conference contributionposted on 2014-01-01, 00:00 authored by Joanne O'MaraJoanne O'Mara, L Laidlaw, Jillian BlackmoreJillian Blackmore, D Sumara

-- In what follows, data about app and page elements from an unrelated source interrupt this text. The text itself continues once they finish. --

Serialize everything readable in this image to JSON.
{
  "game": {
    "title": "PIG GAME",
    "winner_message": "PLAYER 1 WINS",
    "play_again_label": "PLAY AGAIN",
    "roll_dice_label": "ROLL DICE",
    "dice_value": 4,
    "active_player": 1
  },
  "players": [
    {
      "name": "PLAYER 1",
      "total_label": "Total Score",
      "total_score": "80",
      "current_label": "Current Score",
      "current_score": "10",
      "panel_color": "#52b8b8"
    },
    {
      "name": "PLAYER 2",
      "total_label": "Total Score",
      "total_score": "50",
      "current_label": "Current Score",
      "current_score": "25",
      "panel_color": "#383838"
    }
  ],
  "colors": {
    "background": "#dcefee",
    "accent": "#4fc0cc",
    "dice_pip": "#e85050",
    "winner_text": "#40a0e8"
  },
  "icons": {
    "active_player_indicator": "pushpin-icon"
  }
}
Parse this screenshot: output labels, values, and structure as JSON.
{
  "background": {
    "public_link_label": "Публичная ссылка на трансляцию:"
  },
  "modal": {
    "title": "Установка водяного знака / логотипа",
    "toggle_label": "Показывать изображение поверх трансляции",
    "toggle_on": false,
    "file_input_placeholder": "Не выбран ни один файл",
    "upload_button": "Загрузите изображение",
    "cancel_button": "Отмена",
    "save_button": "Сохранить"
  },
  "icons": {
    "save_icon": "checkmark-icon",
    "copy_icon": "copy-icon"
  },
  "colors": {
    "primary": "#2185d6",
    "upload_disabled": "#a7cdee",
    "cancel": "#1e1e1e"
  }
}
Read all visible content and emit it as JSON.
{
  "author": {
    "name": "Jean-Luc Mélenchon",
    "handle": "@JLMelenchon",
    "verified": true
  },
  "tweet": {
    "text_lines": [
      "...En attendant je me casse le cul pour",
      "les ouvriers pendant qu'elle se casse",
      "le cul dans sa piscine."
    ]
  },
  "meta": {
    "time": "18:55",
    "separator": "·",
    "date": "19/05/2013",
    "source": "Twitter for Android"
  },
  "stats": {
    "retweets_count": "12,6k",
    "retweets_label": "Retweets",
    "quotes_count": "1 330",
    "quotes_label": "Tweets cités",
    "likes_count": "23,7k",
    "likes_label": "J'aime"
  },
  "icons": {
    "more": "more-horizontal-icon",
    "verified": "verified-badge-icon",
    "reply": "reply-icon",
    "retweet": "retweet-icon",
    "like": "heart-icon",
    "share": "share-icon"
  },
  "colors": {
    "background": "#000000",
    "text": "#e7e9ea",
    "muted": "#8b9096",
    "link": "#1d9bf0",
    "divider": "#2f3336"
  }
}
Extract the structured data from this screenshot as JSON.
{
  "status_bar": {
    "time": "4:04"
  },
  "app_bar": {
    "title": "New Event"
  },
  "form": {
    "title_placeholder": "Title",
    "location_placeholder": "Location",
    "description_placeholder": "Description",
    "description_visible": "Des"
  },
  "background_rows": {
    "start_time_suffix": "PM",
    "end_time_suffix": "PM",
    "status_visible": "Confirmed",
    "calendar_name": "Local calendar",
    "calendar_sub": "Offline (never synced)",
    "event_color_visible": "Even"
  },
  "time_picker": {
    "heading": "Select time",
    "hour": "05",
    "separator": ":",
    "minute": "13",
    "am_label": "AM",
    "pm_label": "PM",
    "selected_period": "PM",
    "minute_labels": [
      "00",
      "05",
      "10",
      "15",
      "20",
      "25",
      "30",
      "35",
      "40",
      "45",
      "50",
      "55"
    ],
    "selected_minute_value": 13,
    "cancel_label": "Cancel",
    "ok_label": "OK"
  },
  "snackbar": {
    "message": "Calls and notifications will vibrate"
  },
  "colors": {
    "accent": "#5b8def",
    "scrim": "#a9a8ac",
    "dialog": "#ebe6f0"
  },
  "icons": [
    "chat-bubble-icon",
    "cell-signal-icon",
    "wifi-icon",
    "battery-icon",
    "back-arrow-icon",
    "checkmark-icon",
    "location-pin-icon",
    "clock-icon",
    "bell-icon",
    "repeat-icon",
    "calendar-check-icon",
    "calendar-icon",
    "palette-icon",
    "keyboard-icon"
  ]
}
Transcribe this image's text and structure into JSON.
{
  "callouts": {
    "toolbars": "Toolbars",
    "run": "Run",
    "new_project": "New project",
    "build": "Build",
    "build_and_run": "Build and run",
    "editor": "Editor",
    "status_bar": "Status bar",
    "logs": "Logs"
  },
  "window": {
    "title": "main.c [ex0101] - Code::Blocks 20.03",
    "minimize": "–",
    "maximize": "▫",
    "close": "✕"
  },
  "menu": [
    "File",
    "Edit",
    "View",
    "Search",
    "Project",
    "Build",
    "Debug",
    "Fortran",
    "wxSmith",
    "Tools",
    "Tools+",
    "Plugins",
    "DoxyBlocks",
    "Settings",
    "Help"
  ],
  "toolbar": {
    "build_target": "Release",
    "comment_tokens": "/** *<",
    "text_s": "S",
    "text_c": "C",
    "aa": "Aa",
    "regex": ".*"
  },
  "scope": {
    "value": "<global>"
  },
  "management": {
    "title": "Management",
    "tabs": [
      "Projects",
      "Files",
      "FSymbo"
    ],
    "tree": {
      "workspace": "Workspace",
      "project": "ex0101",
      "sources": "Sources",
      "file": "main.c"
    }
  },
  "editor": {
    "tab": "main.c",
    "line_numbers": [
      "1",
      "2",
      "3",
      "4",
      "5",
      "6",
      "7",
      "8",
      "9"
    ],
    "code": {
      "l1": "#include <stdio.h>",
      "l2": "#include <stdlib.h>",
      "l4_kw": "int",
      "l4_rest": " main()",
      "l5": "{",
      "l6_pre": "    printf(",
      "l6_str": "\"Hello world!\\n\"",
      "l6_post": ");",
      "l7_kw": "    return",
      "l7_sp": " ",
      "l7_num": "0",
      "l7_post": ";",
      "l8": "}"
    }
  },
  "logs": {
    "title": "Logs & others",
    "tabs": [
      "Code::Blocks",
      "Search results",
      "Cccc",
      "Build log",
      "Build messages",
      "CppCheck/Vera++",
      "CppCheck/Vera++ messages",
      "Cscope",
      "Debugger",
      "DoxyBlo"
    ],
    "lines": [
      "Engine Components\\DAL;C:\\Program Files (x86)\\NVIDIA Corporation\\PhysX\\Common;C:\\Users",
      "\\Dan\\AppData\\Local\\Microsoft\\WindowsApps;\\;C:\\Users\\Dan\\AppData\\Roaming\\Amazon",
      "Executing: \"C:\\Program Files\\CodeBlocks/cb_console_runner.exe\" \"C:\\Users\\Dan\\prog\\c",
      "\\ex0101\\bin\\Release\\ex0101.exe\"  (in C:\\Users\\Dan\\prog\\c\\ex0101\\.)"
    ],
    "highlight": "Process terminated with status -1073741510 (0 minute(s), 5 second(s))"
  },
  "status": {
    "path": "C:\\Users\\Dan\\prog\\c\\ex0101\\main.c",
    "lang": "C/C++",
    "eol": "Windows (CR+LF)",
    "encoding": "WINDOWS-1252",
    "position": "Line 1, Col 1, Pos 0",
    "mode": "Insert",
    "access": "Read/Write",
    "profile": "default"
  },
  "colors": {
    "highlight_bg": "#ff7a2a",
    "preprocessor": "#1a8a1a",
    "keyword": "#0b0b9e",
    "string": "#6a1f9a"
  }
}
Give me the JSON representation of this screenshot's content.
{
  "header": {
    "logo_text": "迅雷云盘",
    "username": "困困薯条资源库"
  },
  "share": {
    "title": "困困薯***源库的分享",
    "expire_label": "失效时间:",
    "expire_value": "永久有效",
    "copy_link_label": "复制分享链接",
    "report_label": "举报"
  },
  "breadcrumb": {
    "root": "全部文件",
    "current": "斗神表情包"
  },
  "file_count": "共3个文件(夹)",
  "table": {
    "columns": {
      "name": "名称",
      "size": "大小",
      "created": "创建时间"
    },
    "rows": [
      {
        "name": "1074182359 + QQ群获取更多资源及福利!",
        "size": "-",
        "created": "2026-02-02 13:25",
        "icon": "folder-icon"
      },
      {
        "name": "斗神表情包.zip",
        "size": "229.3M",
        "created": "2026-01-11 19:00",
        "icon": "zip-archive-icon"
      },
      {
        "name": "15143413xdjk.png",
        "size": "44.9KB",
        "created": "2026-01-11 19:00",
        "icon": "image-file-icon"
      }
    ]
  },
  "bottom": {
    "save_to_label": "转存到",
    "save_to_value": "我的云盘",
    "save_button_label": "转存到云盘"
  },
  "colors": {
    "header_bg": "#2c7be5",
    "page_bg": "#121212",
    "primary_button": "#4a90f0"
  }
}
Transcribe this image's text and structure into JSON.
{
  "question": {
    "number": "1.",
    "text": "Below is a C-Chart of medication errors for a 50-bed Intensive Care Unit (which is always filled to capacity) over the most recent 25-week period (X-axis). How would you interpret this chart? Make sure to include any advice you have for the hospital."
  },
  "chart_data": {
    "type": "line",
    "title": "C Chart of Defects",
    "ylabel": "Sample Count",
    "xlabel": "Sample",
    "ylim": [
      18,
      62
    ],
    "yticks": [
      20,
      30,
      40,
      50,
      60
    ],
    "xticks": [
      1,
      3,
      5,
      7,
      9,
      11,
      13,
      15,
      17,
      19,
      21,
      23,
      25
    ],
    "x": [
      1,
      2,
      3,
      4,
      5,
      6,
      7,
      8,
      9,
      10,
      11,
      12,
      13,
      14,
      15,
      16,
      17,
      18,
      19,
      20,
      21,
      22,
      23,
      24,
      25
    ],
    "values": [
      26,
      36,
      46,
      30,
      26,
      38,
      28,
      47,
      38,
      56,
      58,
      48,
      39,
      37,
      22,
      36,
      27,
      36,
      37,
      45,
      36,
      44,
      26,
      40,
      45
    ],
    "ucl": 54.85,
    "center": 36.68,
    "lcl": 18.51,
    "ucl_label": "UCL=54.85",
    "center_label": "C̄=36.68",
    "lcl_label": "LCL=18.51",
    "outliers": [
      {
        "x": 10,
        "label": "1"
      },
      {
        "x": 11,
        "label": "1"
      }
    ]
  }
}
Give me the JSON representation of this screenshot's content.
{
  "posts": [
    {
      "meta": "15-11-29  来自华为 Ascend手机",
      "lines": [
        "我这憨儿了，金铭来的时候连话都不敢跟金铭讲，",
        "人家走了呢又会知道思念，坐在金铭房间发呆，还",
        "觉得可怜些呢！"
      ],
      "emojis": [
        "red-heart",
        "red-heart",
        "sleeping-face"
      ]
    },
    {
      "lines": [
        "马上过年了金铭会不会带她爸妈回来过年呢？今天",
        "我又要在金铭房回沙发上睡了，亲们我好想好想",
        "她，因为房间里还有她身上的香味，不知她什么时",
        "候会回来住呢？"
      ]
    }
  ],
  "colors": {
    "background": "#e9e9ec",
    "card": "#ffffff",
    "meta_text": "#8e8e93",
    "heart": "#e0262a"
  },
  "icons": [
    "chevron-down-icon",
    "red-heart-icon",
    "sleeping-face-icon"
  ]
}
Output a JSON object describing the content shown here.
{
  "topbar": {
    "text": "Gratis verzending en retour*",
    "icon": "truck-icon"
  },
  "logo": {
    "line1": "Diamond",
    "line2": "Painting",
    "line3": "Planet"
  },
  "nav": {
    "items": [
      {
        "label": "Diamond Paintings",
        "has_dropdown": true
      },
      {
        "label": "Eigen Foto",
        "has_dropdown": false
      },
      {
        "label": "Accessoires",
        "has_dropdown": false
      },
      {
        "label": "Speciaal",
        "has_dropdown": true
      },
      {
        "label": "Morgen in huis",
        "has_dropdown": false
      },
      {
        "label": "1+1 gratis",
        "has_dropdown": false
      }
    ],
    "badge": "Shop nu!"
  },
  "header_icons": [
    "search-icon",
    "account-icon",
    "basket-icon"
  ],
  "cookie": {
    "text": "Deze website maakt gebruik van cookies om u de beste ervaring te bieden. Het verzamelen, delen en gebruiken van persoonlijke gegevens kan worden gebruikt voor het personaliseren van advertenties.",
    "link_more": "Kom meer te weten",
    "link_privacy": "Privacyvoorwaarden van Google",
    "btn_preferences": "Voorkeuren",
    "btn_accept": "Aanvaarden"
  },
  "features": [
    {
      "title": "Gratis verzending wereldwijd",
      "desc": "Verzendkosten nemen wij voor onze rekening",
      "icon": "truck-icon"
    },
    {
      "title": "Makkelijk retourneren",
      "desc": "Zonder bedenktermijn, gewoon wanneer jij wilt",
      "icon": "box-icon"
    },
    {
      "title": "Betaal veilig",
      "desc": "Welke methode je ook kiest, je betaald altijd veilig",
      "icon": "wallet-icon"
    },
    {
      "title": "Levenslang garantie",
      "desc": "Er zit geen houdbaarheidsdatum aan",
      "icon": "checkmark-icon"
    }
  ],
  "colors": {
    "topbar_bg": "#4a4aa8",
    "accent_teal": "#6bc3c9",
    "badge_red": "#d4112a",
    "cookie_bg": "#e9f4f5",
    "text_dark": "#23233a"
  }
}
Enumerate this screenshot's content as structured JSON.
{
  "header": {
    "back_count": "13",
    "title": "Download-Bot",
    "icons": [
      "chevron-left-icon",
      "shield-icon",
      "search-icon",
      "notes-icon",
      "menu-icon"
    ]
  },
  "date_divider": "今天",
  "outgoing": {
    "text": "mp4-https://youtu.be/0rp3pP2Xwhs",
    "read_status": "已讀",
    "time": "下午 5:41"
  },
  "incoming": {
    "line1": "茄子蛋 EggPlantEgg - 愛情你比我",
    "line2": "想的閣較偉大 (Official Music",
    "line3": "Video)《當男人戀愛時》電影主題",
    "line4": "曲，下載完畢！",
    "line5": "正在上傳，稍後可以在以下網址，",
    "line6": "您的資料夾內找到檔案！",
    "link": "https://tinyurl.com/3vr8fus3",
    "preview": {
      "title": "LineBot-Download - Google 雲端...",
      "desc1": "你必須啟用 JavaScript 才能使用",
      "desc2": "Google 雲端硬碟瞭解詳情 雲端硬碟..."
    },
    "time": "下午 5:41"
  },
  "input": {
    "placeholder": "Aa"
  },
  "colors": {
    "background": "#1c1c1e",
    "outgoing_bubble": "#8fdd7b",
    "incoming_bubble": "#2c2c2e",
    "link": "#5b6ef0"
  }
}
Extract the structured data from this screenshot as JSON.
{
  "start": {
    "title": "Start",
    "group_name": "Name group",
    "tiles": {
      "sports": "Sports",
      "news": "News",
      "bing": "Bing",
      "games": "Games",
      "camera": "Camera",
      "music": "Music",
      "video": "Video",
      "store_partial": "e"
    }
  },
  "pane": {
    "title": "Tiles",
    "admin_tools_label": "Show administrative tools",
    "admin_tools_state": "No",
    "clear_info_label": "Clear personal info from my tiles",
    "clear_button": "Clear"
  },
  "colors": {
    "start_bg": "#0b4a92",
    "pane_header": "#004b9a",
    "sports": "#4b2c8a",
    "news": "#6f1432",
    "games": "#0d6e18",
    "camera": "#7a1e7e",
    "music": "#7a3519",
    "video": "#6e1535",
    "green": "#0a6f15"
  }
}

As mobile touch screen digital devices (MTSD) have moved into a more prominent position in classrooms and schools, the development of new policies to address these devices have also emerged at a rapid pace. While policy documents aimed at MTSD usage in schools are evident at range of levels, from school-based to education ministries and departments, there is relatively little research that examines such documents or their impact on teaching and learning. This paper reports on initial analyses of educational digital media and MSTD policies in education departments and schools in Victoria, Australia and Alberta, Canada. We examined these policy documents in relation to implications for resourcing, usage and teaching practice, as a part of a large-scale Canadian-funded comparative research project studying digital tools and practices. Schools must mediate and negotiate complex entangled environments that are all at once enabling and dis-abling of innovation, in relation to digital technologies. These complex environments are made visible through a closer reading of artifacts such as policy documents guiding technology use in schools and classrooms. Our paper will interrogate such documents, across both countries (Canada and Australia) and regions (Victoria and Alberta), in relation to several emergent themes: private vs. school funded ownership, attitudes towards ‘bring your own device' (BYOD) initiatives and "co-contributions", equity and access, and surveillance and control. As well, we will address how hopes and fears and understandings of digital literacy are represented, described and enacted through such policies. Our analyses will also contextualize our data in terms of the broader cultural, political and educational considerations that framing and undergirding policies in both countries, and, finally, we will address the different (and similar) assumptions that are communicated within the digital policy documents.